In the reading of the map, for the part of the experts that we (as TRADERS community) work with, it became apparent that only few researchers intensely work with students, but all of us work with different publics (the experts that are most worked with within the TRADERS community). I noticed (being the one that often works with students) that it might be an ‘added value’ of my approach within TRADERS to have a clear focus on the educational (developing tools or a method for researchers to study public space/ public issues) more so than, for instance, working with cultural actors. Thinking that the outcome of the TRADERS project in the brief to the EU is promised to be a transferable toolkit, I believe it was crucial to start the debate on what this could entail.

Although this workshop was less successful in demonstrating where overlaps between different ESR’s exist, it became clear that the problem lies in the creation of a legend and only by doing this workshop did it become apparent that what is lacking is a common language or understanding of each other’s interpretations of the same words. To have more constructive discussions and feedback this should be worked on.

Programme invitation_Page_01

Booklet with the programme

Booklet with the programme, designed by Karianne Rygh

Programme per day

Programme per day

Asking participant to draw/ map places of importance.

Asking participant to draw/ map places of importance. The pouch bag was part of the training week and it was made by Karianne Rygh. Photographed by Karianne Rygh

Drawn map showing places of importance (two book stores, a garden and two churches)

Drawn map showing places of importance (two book stores, a garden and two churches). The central station was considered to be a no-go area

Asking a painter to use his own pencil to draw a map

Asking a painter to use his own pencil to draw a map. Photographed by Karianne Rygh

Mapping public performers at Dom square, Utrecht. Friday 3rd of July 2015 late afternoon. Legend: Socks and sandals (performer 1), backpacks (performer 2), serious camera's (performer 3), bike-theme shirts (performer 4)

Mapping public performers at Dom square, Utrecht. Friday 3rd of July 2015 late afternoon. Legend: Socks and sandals (performer 1), backpacks (performer 2), serious camera’s (performer 3), bike-theme shirts (performer 4)

Co-creating a Common Traders Legend. Workshop together with Karianne Rygh.

Co-creating a Common Traders Legend. Workshop in collaboration with Karianne Rygh. Photographed by Karianne Rygh

The map has two legends. One legend (consisting of different colours) visualises experts that each ESR works with to construct knowledge.
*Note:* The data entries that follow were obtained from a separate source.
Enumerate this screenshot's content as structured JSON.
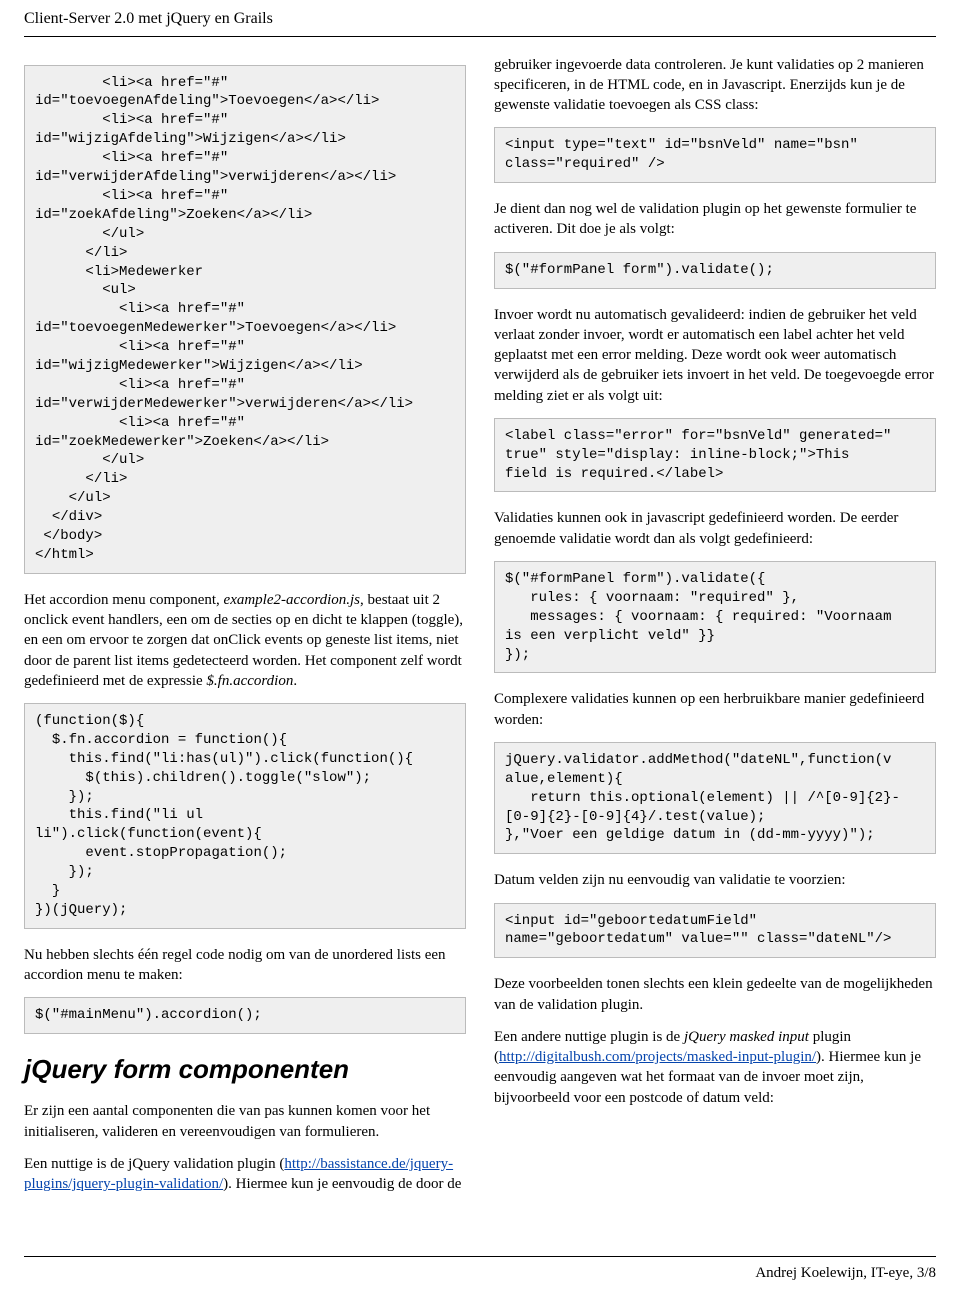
{
  "header": {
    "title": "Client-Server 2.0 met jQuery en Grails"
  },
  "left": {
    "code1": "        <li><a href=\"#\"\nid=\"toevoegenAfdeling\">Toevoegen</a></li>\n        <li><a href=\"#\"\nid=\"wijzigAfdeling\">Wijzigen</a></li>\n        <li><a href=\"#\"\nid=\"verwijderAfdeling\">verwijderen</a></li>\n        <li><a href=\"#\"\nid=\"zoekAfdeling\">Zoeken</a></li>\n        </ul>\n      </li>\n      <li>Medewerker\n        <ul>\n          <li><a href=\"#\"\nid=\"toevoegenMedewerker\">Toevoegen</a></li>\n          <li><a href=\"#\"\nid=\"wijzigMedewerker\">Wijzigen</a></li>\n          <li><a href=\"#\"\nid=\"verwijderMedewerker\">verwijderen</a></li>\n          <li><a href=\"#\"\nid=\"zoekMedewerker\">Zoeken</a></li>\n        </ul>\n      </li>\n    </ul>\n  </div>\n </body>\n</html>",
    "para1_a": "Het accordion menu component, ",
    "para1_em": "example2-accordion.js",
    "para1_b": ", bestaat uit 2 onclick event handlers, een om de secties op en dicht te klappen (toggle), en een om ervoor te zorgen dat onClick events op geneste list items, niet door de parent list items gedetecteerd worden. Het component zelf wordt gedefinieerd met de expressie ",
    "para1_em2": "$.fn.accordion",
    "para1_c": ".",
    "code2": "(function($){\n  $.fn.accordion = function(){\n    this.find(\"li:has(ul)\").click(function(){\n      $(this).children().toggle(\"slow\");\n    });\n    this.find(\"li ul\nli\").click(function(event){\n      event.stopPropagation();\n    });\n  }\n})(jQuery);",
    "para2": "Nu hebben slechts één regel code nodig om van de unordered lists een accordion menu te maken:",
    "code3": "$(\"#mainMenu\").accordion();",
    "h2": "jQuery form componenten",
    "para3": "Er zijn een aantal componenten die van pas kunnen komen voor het initialiseren, valideren en vereenvoudigen van formulieren.",
    "para4_a": "Een nuttige is de jQuery validation plugin (",
    "para4_link": "http://bassistance.de/jquery-plugins/jquery-plugin-validation/",
    "para4_b": "). Hiermee kun je eenvoudig de door de"
  },
  "right": {
    "para1": "gebruiker ingevoerde data controleren. Je kunt validaties op 2 manieren specificeren, in de HTML code, en in Javascript. Enerzijds kun je de gewenste validatie toevoegen als CSS class:",
    "code1": "<input type=\"text\" id=\"bsnVeld\" name=\"bsn\"\nclass=\"required\" />",
    "para2": "Je dient dan nog wel de validation plugin op het gewenste formulier te activeren. Dit doe je als volgt:",
    "code2": "$(\"#formPanel form\").validate();",
    "para3": "Invoer wordt nu automatisch gevalideerd: indien de gebruiker het veld verlaat zonder invoer, wordt er automatisch een label achter het veld geplaatst met een error melding. Deze wordt ook weer automatisch verwijderd als de gebruiker iets invoert in het veld. De toegevoegde error melding ziet er als volgt uit:",
    "code3": "<label class=\"error\" for=\"bsnVeld\" generated=\"\ntrue\" style=\"display: inline-block;\">This\nfield is required.</label>",
    "para4": "Validaties kunnen ook in javascript gedefinieerd worden. De eerder genoemde validatie wordt dan als volgt gedefinieerd:",
    "code4": "$(\"#formPanel form\").validate({\n   rules: { voornaam: \"required\" },\n   messages: { voornaam: { required: \"Voornaam\nis een verplicht veld\" }}\n});",
    "para5": "Complexere validaties kunnen op een herbruikbare manier gedefinieerd worden:",
    "code5": "jQuery.validator.addMethod(\"dateNL\",function(v\nalue,element){\n   return this.optional(element) || /^[0-9]{2}-\n[0-9]{2}-[0-9]{4}/.test(value);\n},\"Voer een geldige datum in (dd-mm-yyyy)\");",
    "para6": "Datum velden zijn nu eenvoudig van validatie te voorzien:",
    "code6": "<input id=\"geboortedatumField\"\nname=\"geboortedatum\" value=\"\" class=\"dateNL\"/>",
    "para7": "Deze voorbeelden tonen slechts een klein gedeelte van de mogelijkheden van de validation plugin.",
    "para8_a": "Een andere nuttige plugin is de ",
    "para8_em": "jQuery masked input",
    "para8_b": " plugin (",
    "para8_link": "http://digitalbush.com/projects/masked-input-plugin/",
    "para8_c": "). Hiermee kun je eenvoudig aangeven wat het formaat van de invoer moet zijn, bijvoorbeeld voor een postcode of datum veld:"
  },
  "footer": {
    "text": "Andrej Koelewijn, IT-eye, 3/8"
  }
}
The other legend consists of tools (the different patterns) that are used to exchange knowledge. The size of the circles visualise how many ESR’s (1-6) work with a certain experts and the patterns which are stamped on the dough visualise what and how many tools are used.

The tool for the mapping workshop was made by Karianne Rygh at Fablab Zeeland. The map has two legends. One legend (consisting of different colours) visualises experts that each ESR works with to construct knowledge. The other legend consists of tools (the different patterns) that are used to exchange knowledge. The size of the circles visualise how many ESR’s (1-6) work with a certain expert and the patterns (which are stamped on the dough) visualise what tools are used to exchange/ extract knowledge